It was standing-room-only out the door of the Jefferson County Commission office Thursday night as a request was put before the commission meeting for county action toward a Second Amendment sanctuary.
Social media postings earlier in the week indicated that supporters of the proposed ordinance intended to present the request to the commissioners and that people who were opposed intended to attend to express their opposition. Security for the meeting was higher than normal at the courthouse with a half-dozen Jefferson County Sherriff’s deputies at the front entrance and in the hallway throughout most of the meeting. In addition, those attending were routed through the courthouse screening devices as they entered.
Clay Folkner, who has headed a local drive to obtain signatures on petitions in support of the effort, gave to the commissioners during the public part of the meeting a document with the heading “ORDINANCE NO. 2020 — AN ORDINANCE ESTABLISHING JEFFERSON COUNTY, INDIANA AS A SECOND AMENDMENT SANCTUARY COUNTY (SASO).”
The language of the proposal read in part, “The right to keep and bear arms is a fundamental individual right that shall not be infringed; and all local, State, and Federal acts, laws, orders, rules or regulations regarding firearms, firearms accessories, and ammunition enacted or promulgated that violate that fundamental individual right are violative of the Second Amendment of the Constitution of the United States and/or Article I, Section 32 of the Indiana Constitution.”
The ending of the proposed ordinance read, “This ordinance is declared to be an emergency measure necessary for the immediate preservation of the peace, health, safety and general welfare of the people of this municipality, and shall take effect immediately upon passage.”
As Folkner presented the document to the commission, he noted that he had obtained more than 1,700 signatures in support of having the sanctuary ordinance. He also told the commissioners he was presenting a “recommended language to get signed,” and that he realized the commission might make changes but he was putting his trust in the commission to make the right decisions.
Commission President David Bramer told Folkner the commission would need time to look over the documents and then opened the meeting for public comment, which brought about 30 minutes of passionate comments and discussion, both in support and opposition to the proposal.
The conversation was frequently punctuated with disagreement on the facts of the situation and speakers made their points with conviction in their voices. Most speakers introduced themselves as residents of Madison or the county and many noted how long they have lived in the area.
The comments addressed many different points and feelings, always seeming to come back to whether the rights granted in the Second Amendment are being threatened.
“This is a grassroots effort,” said Jesse Stillwell, saying there “already have been bills introduced in Indiana that have an affect on the Second Amendment.”
Warren Auxier urged the commission to “be cautious ” to make sure anything put in place is legal and doesn’t confuse the public or “make our law enforcement job more difficult.” He also urged commissioners to make sure they have the authority to make the kind of decision “some people are looking for you to make.”

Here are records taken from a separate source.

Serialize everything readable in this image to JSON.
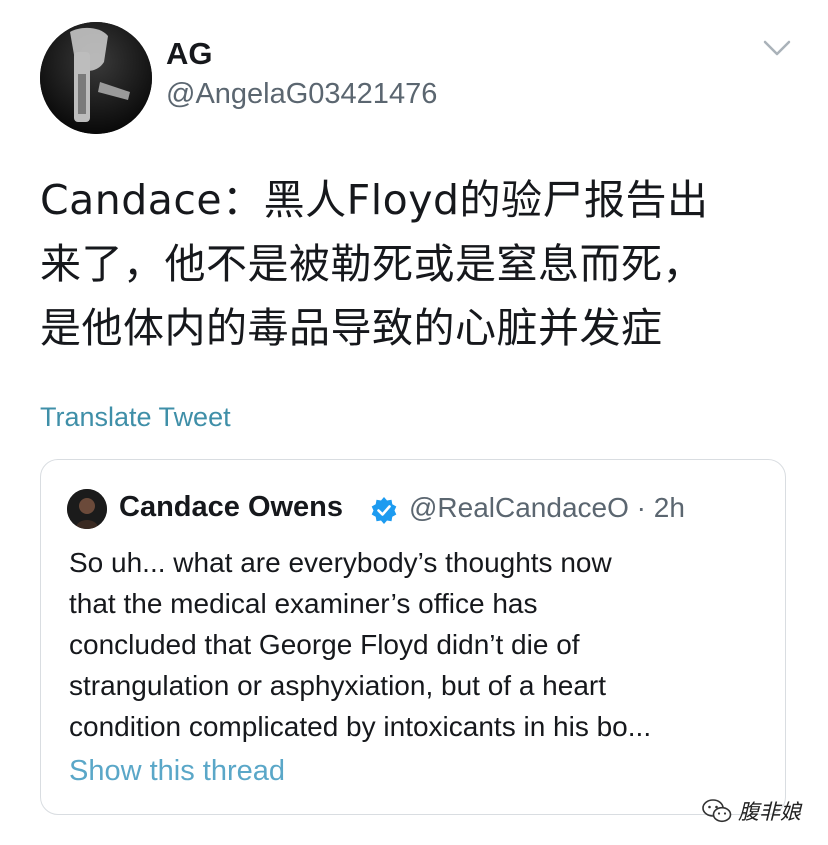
{
  "tweet": {
    "author_name": "AG",
    "author_handle": "@AngelaG03421476",
    "text": "Candace：黑人Floyd的验尸报告出\n来了，他不是被勒死或是窒息而死，\n是他体内的毒品导致的心脏并发症",
    "translate_label": "Translate Tweet",
    "menu_icon": "chevron-down-icon"
  },
  "quoted_tweet": {
    "author_name": "Candace Owens",
    "verified_icon": "verified-badge-icon",
    "handle_and_time": "@RealCandaceO · 2h",
    "text": "So uh... what are everybody’s thoughts now\nthat the medical examiner’s office has\nconcluded that George Floyd didn’t die of\nstrangulation or asphyxiation, but of a heart\ncondition complicated by intoxicants in his bo...",
    "show_thread_label": "Show this thread"
  },
  "watermark": {
    "icon": "wechat-icon",
    "text": "腹非娘"
  },
  "colors": {
    "link": "#3f8fa8",
    "verified": "#1d9bf0",
    "secondary_text": "#5b6670",
    "border": "#d9dde1"
  }
}
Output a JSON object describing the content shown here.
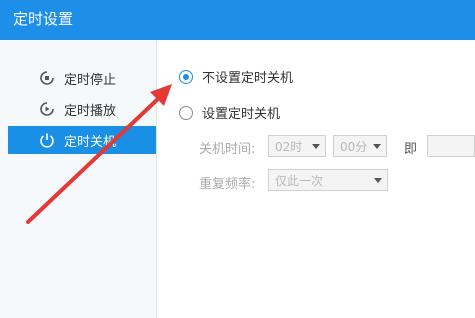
{
  "window": {
    "title": "定时设置"
  },
  "sidebar": {
    "items": [
      {
        "label": "定时停止",
        "icon": "timer-stop-icon",
        "active": false
      },
      {
        "label": "定时播放",
        "icon": "timer-play-icon",
        "active": false
      },
      {
        "label": "定时关机",
        "icon": "power-icon",
        "active": true
      }
    ]
  },
  "options": {
    "no_shutdown_label": "不设置定时关机",
    "set_shutdown_label": "设置定时关机",
    "selected": "no_shutdown"
  },
  "shutdown_time": {
    "label": "关机时间:",
    "hour_value": "02时",
    "minute_value": "00分",
    "immediately_label": "即"
  },
  "repeat": {
    "label": "重复频率:",
    "value": "仅此一次"
  },
  "colors": {
    "accent": "#1a8fe6",
    "annotation_arrow": "#e53935"
  }
}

“We are defending our rights,” said Gilbert Black.
Sandy Palmer said she did not feel her “Second Amendment right is in danger.”
When no more speakers stepped forward, Bramer again said he and the other commissioners would discuss what had been asked of them and the public conversation they had just heard and respond as soon as possible.